God was faithful even to my silly little prayer; apparently the dumplings turned out well, because my usually picky husband ate three helpings of the meal. Later, there were dishes to be washed, stories to be read, babies to be rocked, and goodnights to be said. Even after the kitchen was tidy and Hayden was fast asleep, Donny's loud whisper made his usual request: "Scratch my back and sing me some afraid songs." Sometimes, I rush through a song, wanting to move on to the part of the evening where I get to relax. But tonight, I lingered a little. I realized that it is a privilege to sing to my boys and tuck them in at night. It is a privilege to be the one who meets their constant needs. And it is a challenge to do so with a joyful spirit, but I am so blessed when I give of myself to my little ones.
And eventually, I did move on to my favorite part of the evening, which involved curling up in the arms of a satisfied and thankful husband. His sincere appreciation was enough to make me want to ladle gravy over his dinner plate every night and made the extra few minutes in preparation well worth the effort. Not long after, I realized that my sluggishness and fatigue were gone. In place of the lack of motivation I felt in the afternoon, there was a contented merriness. Knowing that I had blessed my husband gave me joy that could never be found in a long nap or a microwave dinner.
So what does my dumpling story have to do with iced tea? Throughout the day, it would have been easier to make excuses than to do something for someone else. I don't know how. I'm too tired. I don't feel like cooking. I can't do it that way. I could have echoed Donny's woefully serious words: I don't have any ice.
In our culture that emphasizes "me time" and looking out for our own needs first, it is easy to fall into a pattern of making excuses. My flesh wants to tell God, You want me to do that? I'm afraid not. I have nothing left to give. I don't have any. But just as Donny's lack of pretend ice was ridiculous to me, God sees through my hollow excuses. He knows that if I will just draw on His strength to get up and do what is necessary to make the iced tea, I will be able to enjoy the refreshing sweetness of blessing others.
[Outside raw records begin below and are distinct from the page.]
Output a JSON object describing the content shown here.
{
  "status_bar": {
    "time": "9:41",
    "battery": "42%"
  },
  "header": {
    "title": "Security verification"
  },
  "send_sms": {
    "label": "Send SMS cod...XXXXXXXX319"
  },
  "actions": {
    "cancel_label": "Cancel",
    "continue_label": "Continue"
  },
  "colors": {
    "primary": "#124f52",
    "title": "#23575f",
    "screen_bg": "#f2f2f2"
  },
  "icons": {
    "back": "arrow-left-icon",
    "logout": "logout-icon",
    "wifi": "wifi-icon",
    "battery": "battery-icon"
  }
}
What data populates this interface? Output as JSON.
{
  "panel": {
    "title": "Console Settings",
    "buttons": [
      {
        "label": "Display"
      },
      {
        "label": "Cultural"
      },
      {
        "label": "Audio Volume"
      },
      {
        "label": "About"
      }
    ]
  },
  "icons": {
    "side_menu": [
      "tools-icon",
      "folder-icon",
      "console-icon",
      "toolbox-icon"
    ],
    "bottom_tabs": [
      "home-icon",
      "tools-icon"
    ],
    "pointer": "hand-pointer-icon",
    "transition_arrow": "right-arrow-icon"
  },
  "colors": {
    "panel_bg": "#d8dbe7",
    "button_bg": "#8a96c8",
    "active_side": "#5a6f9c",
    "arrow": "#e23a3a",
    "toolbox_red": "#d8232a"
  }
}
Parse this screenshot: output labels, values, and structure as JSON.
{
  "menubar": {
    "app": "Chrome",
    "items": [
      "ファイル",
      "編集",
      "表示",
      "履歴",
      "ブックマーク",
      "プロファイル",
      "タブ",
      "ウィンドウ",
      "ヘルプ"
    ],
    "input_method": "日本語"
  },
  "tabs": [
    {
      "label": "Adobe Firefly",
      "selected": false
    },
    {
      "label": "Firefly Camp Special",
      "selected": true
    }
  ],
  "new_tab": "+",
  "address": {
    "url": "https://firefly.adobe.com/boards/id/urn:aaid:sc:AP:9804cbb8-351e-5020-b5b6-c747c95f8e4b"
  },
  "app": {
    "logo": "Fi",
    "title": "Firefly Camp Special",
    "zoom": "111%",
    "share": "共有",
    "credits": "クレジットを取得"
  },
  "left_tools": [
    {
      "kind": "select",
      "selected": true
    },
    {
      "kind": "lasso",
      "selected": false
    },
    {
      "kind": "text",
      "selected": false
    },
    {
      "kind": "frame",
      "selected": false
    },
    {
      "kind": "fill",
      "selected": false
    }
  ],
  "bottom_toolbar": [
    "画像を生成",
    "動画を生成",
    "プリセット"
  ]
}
The moral of the story: serving others (the comfort food of dumplings and gravy) refreshes me (like a glass of iced tea on a hot day). This proverb says it well:
A generous man will prosper; he who refreshes others will himself be refreshed. - Proverbs 11:25